by snolan, Tue Oct 28, 2008 at 04:24:44 AM EDT
This is just something silly to do, like participating in a football pool...
Here are my revised predictions for the outcome of the election:
Obama with 393 electoral votes and 57% of popular vote; surprise states include: GA, ND, NC, IN, MO, WV.
The battleground is provably changed because the dynamic is changed. I think if the election were pushed back a month that the popular vote would end up stabilizing around 62% for Obama; but some Americans just have not had time to get to know him yet.
Other predictions follow...
Democrats end up with 61 seats, not counting Lieberman and Sanders; including freshmen Lunsford (KY), Franken (MN), Musgrove (MS), Shaheen (NH), Hagen (NC), Merkley (OR), Martin (GA), Begich (AK), both Udalls (CO and NM), and of course Warner (VA). Yes, I am predicting that all three competitive races in the south (MS, KY, GA) break for the Democrats in this landslide election, and we owe it all to fools like Michele Bachmann who pulled down the last veil hiding Republican indecency and revealed to American voters just how hateful one of the parties has become.
Democrats get 284 house seats to 151 Republicans, many of the races are surprises that suddenly tipped in favor of Democrats because of Bachmann's comments after a whole season of McCain-Palin foolishness. Openly racist rhetoric and bellicose speeches by junior house members will no longer be tolerated, and voters will dump incumbents more readily in the new era if they say embarrassing things like Virgil Goode and Thelma Drake and Michele Bachmann have been doing. Congress will finally be held accountable for a while.

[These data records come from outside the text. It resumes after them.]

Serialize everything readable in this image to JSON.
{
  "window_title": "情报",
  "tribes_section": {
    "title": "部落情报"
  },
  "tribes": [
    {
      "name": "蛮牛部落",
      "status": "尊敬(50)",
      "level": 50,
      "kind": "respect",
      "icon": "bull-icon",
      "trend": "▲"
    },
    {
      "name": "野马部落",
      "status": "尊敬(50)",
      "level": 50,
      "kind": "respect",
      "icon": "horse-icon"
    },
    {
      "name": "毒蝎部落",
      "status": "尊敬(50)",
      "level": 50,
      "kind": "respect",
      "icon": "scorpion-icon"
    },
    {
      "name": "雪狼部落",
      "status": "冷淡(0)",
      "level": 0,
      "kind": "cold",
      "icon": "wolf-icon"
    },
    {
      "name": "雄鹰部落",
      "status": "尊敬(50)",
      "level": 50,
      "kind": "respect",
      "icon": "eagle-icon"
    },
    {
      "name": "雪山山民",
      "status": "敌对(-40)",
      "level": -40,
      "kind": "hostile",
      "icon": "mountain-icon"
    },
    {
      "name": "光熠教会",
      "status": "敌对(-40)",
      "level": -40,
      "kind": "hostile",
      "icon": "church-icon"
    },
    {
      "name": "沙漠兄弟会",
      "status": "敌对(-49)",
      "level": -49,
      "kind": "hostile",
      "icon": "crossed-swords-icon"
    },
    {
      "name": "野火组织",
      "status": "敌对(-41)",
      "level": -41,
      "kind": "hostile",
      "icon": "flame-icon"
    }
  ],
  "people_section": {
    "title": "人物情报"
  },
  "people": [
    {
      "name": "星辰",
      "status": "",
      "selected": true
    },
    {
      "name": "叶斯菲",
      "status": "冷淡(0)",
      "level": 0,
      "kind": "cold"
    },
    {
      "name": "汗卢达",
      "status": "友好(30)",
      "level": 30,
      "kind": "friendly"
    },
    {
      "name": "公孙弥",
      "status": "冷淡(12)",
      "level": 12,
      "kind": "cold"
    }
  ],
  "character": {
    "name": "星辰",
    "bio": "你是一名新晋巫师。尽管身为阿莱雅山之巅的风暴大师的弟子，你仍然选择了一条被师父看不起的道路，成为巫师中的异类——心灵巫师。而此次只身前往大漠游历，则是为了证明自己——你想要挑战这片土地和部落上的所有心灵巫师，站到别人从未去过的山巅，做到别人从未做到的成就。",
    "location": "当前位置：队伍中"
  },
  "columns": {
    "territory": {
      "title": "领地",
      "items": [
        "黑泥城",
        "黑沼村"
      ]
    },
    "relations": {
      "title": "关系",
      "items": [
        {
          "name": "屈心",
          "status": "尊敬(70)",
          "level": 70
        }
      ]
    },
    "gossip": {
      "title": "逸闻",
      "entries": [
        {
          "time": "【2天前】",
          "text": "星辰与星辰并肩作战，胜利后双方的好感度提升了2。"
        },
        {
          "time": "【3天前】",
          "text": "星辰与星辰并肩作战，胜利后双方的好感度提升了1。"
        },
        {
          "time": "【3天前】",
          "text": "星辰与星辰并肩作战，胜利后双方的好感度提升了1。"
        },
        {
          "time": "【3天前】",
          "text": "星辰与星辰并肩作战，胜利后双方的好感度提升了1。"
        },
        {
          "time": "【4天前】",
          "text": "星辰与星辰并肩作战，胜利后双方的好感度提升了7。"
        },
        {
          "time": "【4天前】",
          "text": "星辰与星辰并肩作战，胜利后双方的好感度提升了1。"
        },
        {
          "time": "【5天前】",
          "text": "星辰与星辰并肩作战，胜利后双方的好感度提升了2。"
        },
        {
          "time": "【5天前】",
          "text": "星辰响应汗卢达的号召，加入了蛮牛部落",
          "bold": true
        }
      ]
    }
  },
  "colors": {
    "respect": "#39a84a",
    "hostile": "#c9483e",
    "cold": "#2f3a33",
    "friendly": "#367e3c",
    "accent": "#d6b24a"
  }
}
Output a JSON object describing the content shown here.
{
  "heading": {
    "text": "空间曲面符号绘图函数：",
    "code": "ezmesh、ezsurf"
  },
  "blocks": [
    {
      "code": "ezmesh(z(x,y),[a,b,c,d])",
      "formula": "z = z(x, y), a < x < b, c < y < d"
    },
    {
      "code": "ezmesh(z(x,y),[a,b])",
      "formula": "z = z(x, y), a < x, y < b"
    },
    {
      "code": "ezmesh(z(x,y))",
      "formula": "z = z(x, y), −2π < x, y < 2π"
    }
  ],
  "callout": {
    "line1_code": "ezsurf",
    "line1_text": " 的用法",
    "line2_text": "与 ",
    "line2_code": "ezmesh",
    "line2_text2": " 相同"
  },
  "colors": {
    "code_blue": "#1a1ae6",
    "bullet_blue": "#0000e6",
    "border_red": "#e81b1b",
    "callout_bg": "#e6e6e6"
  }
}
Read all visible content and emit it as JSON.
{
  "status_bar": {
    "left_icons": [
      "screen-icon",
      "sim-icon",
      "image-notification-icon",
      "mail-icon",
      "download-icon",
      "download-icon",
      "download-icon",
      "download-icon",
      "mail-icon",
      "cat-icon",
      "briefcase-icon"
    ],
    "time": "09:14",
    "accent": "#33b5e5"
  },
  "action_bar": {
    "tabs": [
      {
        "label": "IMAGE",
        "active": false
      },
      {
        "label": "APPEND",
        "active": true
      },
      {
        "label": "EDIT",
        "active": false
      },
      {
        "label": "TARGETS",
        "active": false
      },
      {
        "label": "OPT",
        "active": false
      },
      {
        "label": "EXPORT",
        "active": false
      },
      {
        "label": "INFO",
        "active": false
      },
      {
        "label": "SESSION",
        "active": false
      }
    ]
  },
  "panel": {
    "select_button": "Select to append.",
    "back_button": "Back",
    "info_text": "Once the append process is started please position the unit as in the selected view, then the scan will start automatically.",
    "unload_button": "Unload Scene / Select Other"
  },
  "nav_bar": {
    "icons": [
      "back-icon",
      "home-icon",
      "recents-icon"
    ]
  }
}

The hate proposition (Prop 8 ) loses big time in California - by more than 10%; this despite overwhelming funding by the LDS church in Utah. Which will bring into public discussion the tax-free status of religion in America. I do not predict any immediate change, but a period where so-called religious institutions have to be a little more circumspect and less overt in their political involvement so they do not stir up trouble and force the American public to change the tax rules on them.
Sadly, I also predict widespread voter suppression by the Republican party, continued doubts about the validity of our unverified voting process and huge dismay over the wide variances in election procedures from state to state; yet I doubt Americans will demand reform in large enough numbers to actually provide for a verified election, consistent voting rules coast to coast, and removal of the bi-partisan control of our government. They didn't after the last three contested elections, why should they now?
Three things we should be talking about: